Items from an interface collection
......
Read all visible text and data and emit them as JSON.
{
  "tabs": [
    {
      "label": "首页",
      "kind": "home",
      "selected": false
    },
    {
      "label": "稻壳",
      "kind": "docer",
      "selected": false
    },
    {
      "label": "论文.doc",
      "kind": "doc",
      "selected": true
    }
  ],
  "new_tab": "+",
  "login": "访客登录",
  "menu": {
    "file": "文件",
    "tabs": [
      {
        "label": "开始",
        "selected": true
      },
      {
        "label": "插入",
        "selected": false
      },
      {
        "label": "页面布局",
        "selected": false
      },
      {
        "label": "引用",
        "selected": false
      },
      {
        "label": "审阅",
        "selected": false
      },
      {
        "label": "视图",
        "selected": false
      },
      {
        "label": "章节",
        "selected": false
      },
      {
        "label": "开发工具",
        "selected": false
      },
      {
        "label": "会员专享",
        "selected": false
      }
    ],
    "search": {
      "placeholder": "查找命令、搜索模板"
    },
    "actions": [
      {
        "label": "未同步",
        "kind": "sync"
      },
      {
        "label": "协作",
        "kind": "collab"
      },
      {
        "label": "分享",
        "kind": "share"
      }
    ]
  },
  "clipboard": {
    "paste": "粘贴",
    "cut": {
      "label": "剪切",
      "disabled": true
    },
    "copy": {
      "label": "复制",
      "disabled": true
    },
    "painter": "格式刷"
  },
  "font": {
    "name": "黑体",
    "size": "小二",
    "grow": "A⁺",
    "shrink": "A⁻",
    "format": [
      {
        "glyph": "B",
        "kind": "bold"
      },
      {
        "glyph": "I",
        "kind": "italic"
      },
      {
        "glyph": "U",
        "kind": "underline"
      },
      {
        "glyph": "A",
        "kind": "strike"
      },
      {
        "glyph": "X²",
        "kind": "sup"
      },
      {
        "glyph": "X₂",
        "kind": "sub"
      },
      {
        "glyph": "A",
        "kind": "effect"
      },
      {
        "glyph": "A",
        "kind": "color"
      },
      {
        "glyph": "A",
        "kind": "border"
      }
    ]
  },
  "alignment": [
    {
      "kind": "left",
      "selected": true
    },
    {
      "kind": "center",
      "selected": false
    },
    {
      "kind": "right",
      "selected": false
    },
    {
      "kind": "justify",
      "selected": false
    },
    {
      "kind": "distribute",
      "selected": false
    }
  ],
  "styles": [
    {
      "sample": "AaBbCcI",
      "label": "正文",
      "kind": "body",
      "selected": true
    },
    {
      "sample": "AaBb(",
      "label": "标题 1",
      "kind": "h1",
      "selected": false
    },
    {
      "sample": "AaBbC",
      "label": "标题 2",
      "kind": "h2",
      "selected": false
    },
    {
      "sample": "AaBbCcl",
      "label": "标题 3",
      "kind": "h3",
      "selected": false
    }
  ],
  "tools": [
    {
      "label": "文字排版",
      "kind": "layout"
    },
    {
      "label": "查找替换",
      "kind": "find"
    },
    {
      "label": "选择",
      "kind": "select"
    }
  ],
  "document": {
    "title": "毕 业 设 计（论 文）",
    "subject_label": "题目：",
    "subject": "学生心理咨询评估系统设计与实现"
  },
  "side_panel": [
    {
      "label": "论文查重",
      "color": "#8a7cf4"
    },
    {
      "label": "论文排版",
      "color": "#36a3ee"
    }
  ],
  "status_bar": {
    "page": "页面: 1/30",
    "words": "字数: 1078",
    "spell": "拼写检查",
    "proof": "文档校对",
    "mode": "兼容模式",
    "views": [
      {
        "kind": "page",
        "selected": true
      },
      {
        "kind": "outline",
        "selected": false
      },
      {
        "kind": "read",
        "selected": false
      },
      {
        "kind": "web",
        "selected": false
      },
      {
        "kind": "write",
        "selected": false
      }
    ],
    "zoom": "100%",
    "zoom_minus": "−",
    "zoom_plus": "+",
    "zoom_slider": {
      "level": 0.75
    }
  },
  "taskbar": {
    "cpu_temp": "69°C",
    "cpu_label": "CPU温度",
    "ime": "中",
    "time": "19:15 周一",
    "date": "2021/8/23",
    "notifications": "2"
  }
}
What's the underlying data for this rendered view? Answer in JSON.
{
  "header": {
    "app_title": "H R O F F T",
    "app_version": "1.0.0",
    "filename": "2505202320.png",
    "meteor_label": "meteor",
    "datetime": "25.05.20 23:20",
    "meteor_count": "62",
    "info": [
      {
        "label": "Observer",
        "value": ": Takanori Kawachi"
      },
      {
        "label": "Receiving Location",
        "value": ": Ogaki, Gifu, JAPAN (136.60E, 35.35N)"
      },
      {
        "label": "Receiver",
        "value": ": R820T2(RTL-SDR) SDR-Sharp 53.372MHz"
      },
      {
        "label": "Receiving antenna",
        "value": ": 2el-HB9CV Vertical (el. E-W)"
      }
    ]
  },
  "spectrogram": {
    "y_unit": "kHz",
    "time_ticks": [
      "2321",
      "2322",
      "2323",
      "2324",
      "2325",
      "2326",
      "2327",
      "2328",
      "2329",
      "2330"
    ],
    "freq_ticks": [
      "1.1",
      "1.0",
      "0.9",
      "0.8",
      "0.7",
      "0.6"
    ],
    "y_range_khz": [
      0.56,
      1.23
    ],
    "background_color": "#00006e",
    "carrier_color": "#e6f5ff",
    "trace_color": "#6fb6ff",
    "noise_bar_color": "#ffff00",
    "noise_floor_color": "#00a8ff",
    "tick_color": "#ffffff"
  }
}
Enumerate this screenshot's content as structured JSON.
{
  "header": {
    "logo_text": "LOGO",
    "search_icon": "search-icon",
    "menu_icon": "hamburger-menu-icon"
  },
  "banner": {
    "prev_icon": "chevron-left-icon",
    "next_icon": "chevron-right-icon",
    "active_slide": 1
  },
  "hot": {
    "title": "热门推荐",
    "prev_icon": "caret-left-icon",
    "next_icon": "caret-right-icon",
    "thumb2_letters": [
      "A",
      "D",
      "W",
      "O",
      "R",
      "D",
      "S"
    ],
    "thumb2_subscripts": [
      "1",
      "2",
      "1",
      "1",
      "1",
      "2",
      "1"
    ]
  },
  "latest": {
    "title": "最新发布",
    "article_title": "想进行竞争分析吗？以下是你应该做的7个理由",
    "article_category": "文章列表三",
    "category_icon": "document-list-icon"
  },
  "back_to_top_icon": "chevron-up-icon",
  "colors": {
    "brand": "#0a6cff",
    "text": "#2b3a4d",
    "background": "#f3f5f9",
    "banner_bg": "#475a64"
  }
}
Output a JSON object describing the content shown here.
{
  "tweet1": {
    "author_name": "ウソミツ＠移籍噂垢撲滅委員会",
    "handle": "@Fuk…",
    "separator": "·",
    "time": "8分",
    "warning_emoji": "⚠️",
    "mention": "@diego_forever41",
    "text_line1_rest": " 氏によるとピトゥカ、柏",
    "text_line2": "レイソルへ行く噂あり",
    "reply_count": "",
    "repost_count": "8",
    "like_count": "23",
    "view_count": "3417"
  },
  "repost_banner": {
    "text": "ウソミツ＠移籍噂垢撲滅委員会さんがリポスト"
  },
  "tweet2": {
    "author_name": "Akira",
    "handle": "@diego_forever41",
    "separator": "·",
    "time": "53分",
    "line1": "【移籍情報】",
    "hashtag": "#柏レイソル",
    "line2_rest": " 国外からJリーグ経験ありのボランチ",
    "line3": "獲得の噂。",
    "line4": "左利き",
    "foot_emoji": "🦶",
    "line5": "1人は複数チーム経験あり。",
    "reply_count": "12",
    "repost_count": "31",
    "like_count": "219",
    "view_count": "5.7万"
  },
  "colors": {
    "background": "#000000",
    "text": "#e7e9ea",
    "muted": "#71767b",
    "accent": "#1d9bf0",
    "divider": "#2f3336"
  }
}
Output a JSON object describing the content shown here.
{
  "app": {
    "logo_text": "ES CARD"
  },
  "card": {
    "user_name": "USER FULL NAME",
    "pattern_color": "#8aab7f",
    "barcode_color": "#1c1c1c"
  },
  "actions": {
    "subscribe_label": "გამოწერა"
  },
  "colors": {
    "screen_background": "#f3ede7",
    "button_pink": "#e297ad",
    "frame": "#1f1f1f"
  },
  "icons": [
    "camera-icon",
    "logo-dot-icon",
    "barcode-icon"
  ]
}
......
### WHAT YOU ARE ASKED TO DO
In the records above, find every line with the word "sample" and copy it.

### EXERCISE ANSWER
      "sample": "AaBbCcI",
      "sample": "AaBb(",
      "sample": "AaBbC",
      "sample": "AaBbCcl",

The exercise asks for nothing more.